Captopril is used to treat high blood pressure (hypertension), congestive heart failure, and to improve survival after a heart attack. It may also be used to protect the kidneys from damage due to diabetes or high blood pressure. The medication comes in the form of tablets that are taken by mouth, usually two to three times per day.

Common side effects of captopril include cough, dizziness, headache, and skin rash. More serious side effects may include allergic reactions, kidney problems, and changes in blood cell counts. It is important for patients taking captopril to follow their doctor's instructions carefully and report any unusual symptoms or side effects promptly.

Low-molecular-weight kininogen (LMMK) is a protein that plays a role in the blood coagulation and fibrinolysis systems. It is a precursor to bradykinin, a potent vasodilator and inflammatory mediator. LMMK is cleaved by proteases, such as factor XIIa and kallikrein, to release bradykinin.

LMMK has a molecular weight of approximately 68-72 kDa and is synthesized in the liver. It is found in plasma and is involved in the intrinsic pathway of blood coagulation. LMMK is also known as Fitzgerald factor, and its deficiency can lead to an increased risk of bleeding.

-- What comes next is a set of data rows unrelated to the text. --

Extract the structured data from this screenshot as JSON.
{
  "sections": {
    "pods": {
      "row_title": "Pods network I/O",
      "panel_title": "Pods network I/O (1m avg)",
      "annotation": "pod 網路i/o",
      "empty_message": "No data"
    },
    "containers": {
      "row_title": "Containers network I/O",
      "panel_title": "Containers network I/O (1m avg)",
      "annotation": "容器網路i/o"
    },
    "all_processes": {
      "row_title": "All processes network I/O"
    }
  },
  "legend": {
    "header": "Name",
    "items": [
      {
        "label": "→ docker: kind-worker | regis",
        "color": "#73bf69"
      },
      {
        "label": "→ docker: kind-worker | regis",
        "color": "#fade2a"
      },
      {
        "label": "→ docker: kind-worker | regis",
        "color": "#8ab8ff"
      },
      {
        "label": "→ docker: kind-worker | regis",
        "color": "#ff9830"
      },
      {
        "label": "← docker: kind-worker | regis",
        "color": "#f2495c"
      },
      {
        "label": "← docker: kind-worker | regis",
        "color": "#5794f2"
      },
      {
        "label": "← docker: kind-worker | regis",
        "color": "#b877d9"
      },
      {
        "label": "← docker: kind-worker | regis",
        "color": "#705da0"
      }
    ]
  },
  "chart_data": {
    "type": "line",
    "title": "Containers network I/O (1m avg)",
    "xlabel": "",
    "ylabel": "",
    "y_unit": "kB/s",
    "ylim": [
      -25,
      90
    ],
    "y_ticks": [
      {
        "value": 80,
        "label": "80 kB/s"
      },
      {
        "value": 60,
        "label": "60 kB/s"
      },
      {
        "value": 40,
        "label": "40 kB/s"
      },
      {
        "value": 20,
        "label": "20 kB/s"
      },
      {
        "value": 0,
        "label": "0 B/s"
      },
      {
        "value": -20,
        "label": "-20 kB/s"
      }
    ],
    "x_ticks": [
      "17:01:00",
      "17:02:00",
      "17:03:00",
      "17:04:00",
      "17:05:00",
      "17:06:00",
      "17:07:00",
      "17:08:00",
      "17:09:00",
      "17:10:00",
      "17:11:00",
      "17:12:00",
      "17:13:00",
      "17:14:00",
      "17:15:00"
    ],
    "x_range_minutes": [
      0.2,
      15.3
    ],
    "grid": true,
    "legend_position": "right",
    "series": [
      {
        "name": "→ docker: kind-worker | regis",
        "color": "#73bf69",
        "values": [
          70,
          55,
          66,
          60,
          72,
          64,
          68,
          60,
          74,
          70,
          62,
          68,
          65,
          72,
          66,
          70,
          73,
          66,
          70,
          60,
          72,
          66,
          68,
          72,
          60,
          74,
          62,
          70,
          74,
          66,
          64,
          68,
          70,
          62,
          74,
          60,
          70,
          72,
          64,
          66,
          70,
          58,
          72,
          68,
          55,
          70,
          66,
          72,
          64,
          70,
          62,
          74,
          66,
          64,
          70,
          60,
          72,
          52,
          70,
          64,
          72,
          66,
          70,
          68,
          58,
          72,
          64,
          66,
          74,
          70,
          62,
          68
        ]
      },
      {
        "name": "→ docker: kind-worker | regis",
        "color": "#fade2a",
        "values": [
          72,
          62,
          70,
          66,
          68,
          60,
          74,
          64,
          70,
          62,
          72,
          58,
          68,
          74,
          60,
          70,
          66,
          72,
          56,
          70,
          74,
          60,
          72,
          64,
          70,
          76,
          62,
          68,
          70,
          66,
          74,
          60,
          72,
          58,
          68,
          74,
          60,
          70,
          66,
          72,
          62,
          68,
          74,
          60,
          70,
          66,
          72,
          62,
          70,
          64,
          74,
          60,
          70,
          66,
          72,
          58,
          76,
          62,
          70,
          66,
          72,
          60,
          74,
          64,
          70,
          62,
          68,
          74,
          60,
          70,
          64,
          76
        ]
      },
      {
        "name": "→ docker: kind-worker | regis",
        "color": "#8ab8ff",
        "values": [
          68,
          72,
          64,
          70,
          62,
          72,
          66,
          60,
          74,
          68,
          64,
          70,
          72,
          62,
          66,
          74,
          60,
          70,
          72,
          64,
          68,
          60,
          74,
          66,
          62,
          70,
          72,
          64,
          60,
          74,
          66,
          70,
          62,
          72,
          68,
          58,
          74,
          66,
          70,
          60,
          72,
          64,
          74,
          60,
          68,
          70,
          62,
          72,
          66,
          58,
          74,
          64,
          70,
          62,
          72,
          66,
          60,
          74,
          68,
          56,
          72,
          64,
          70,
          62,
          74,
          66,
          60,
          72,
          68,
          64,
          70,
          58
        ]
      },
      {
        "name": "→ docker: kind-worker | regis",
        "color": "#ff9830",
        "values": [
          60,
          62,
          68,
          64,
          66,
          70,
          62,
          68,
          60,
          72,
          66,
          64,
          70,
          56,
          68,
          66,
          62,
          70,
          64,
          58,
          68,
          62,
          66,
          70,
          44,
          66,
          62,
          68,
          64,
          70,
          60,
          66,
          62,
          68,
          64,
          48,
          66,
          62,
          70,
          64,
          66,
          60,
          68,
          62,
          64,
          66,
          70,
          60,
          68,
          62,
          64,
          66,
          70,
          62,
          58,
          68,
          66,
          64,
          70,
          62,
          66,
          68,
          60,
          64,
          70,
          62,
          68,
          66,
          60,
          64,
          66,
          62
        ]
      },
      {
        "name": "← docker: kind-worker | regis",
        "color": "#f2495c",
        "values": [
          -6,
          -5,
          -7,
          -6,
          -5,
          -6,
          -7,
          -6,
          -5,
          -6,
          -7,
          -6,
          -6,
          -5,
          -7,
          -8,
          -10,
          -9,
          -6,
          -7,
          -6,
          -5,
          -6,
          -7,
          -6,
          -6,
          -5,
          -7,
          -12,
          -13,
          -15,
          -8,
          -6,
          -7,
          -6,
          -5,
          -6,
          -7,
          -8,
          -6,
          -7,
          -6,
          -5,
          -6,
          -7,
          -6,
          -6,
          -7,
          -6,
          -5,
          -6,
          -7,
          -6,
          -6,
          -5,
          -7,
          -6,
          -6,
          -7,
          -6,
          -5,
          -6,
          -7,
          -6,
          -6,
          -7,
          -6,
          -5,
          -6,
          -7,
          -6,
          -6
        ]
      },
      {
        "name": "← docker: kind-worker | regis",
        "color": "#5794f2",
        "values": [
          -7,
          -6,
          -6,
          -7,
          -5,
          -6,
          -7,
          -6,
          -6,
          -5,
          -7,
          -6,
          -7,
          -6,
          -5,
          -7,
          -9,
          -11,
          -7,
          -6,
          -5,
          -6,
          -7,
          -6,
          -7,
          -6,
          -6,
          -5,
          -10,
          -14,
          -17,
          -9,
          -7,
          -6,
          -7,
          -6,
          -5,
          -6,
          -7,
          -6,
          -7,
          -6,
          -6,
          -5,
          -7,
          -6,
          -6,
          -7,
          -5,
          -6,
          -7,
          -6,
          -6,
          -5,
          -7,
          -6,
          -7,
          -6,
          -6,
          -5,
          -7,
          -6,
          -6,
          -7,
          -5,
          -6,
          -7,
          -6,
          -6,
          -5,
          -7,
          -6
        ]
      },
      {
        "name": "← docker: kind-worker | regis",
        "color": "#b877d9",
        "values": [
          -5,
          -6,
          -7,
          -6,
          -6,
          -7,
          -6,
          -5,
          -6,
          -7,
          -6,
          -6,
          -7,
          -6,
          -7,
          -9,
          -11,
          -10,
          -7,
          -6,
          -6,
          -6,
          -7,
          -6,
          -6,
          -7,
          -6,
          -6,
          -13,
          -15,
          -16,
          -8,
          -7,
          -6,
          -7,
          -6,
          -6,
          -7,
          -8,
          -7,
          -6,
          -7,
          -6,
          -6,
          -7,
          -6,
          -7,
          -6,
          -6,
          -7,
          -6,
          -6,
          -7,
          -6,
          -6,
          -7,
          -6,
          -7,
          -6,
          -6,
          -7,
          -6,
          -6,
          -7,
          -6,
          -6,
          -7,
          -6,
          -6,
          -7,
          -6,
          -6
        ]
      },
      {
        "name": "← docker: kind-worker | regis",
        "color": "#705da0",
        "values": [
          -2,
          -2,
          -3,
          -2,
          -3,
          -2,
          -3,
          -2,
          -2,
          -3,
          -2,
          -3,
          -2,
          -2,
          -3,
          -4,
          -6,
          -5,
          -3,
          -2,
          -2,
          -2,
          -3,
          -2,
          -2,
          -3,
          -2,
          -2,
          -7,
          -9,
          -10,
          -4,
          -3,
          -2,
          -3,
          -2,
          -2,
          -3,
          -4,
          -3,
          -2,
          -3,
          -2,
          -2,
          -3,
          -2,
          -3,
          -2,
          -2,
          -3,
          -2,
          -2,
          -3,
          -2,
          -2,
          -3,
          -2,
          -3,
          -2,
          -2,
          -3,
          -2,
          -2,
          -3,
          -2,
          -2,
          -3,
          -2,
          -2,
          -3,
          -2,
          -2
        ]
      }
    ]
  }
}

It's important to note that while I strive to provide accurate and up-to-date information, this definition may not be fully comprehensive or nuanced. For a more detailed understanding, it is recommended to consult medical textbooks, peer-reviewed articles, or speak with healthcare professionals.

Edema is the medical term for swelling caused by excess fluid accumulation in the body tissues. It can affect any part of the body, but it's most commonly noticed in the hands, feet, ankles, and legs. Edema can be a symptom of various underlying medical conditions, such as heart failure, kidney disease, liver disease, or venous insufficiency.

The swelling occurs when the capillaries leak fluid into the surrounding tissues, causing them to become swollen and puffy. The excess fluid can also collect in the cavities of the body, leading to conditions such as pleural effusion (fluid around the lungs) or ascites (fluid in the abdominal cavity).

The severity of edema can vary from mild to severe, and it may be accompanied by other symptoms such as skin discoloration, stiffness, and pain. Treatment for edema depends on the underlying cause and may include medications, lifestyle changes, or medical procedures.

Plasma Kallikrein is a serine protease enzyme that plays a crucial role in the coagulation cascade and kinin-kallikrein system. It's produced as an inactive precursor, known as prekallikrein, which is activated when cleaved by factor XIIa (Hageman factor) into its active form, kallikrein.

Once activated, plasma kallikrein can cleave several substrates, including high-molecular-weight kininogen (HK). This results in the release of bradykinin, a potent vasodilator that contributes to increased vascular permeability and inflammation. Plasma kallikrein also activates factor XII, creating a positive feedback loop that amplifies the coagulation cascade and the kinin-kallikrein system.

Plasma kallikrein is involved in several physiological processes, such as blood pressure regulation, inflammation, and fibrinolysis (the breakdown of blood clots). Dysregulation of plasma kallikrein activity has been implicated in various pathological conditions, including hereditary angioedema, thrombosis, and sepsis.